▸ **What is needed**
Count the lines in the records beneath this task that contain the string "JSON", then give the count by itself.

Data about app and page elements

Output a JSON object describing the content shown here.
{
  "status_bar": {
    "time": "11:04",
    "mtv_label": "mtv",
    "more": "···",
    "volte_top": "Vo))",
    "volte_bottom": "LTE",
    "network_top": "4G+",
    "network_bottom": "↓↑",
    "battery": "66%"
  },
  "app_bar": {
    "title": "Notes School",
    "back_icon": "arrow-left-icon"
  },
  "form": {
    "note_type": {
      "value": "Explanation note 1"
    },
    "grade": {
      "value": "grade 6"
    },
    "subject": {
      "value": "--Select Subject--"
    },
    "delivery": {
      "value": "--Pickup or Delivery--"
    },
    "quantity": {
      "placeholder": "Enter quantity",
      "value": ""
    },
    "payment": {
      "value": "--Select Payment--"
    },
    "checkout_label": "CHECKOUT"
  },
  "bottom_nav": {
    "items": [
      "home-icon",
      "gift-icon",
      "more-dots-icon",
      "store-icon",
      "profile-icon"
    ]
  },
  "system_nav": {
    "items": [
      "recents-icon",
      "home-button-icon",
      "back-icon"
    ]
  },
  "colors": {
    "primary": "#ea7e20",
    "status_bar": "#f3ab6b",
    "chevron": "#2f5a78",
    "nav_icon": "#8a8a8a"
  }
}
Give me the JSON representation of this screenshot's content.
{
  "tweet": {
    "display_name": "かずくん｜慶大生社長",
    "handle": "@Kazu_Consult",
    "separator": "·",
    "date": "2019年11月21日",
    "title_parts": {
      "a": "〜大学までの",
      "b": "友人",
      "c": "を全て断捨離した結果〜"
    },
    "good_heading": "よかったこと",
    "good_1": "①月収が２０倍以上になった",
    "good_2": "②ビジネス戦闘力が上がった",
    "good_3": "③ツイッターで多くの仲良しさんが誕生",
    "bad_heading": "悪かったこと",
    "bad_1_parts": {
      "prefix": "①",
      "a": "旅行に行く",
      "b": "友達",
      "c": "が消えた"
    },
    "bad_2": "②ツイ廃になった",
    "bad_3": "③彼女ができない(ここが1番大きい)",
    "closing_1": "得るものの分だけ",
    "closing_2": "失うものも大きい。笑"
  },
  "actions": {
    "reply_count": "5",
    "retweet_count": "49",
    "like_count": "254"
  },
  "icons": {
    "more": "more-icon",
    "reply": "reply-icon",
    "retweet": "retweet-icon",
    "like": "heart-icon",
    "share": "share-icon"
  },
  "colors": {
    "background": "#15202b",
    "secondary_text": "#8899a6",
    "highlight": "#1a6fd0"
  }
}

▸ **Reply**
2